● Try it: Take each line of the entries below that contains "title" and copy it.

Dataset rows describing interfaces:
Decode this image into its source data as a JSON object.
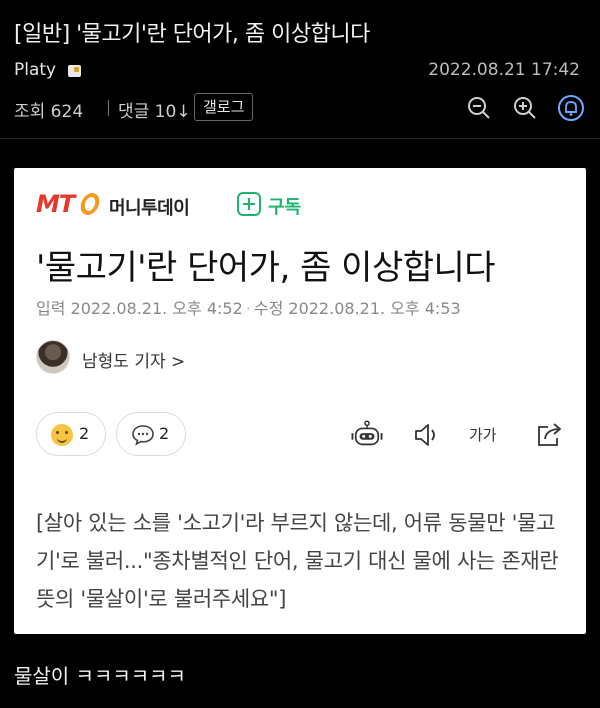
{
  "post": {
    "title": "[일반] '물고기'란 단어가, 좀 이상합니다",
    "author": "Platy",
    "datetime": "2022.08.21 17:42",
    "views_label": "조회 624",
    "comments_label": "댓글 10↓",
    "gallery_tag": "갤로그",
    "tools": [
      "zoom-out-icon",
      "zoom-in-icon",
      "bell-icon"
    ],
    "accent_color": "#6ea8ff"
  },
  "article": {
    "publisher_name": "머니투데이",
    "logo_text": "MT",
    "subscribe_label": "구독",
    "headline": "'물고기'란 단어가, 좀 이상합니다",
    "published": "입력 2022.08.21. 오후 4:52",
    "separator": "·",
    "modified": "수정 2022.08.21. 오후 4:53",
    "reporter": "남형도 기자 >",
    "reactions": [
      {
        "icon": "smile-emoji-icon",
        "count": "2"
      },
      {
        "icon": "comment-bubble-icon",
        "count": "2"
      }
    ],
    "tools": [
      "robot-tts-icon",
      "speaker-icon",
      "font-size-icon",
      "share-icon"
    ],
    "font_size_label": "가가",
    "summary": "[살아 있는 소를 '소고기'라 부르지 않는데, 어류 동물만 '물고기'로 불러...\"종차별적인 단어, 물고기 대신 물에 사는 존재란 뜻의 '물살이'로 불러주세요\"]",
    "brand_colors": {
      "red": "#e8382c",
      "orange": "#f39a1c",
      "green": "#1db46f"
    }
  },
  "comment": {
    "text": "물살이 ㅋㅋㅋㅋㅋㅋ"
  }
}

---

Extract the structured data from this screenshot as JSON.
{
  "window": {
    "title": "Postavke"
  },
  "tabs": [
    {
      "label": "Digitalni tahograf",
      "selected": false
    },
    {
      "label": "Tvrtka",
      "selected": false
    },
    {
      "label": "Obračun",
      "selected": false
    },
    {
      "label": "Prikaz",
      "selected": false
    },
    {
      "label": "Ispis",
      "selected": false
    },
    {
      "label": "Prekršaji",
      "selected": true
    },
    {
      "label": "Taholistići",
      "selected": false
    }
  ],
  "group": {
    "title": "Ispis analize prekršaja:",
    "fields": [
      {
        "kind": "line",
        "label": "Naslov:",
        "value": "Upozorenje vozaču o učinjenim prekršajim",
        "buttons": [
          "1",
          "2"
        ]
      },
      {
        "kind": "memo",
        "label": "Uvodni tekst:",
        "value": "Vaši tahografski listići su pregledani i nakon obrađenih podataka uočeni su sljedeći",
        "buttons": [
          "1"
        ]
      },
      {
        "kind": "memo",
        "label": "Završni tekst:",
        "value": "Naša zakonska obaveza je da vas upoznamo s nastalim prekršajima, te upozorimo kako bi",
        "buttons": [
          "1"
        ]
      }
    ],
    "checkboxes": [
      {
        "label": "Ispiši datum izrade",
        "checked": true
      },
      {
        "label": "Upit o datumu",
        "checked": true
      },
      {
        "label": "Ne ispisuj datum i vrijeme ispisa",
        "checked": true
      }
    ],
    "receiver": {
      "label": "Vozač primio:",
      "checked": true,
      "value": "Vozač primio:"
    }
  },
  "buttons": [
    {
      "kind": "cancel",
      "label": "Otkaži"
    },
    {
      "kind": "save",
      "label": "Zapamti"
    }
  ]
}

● Exercise output:
    "title": "[일반] '물고기'란 단어가, 좀 이상합니다",
    "title": "Postavke"
    "title": "Ispis analize prekršaja:",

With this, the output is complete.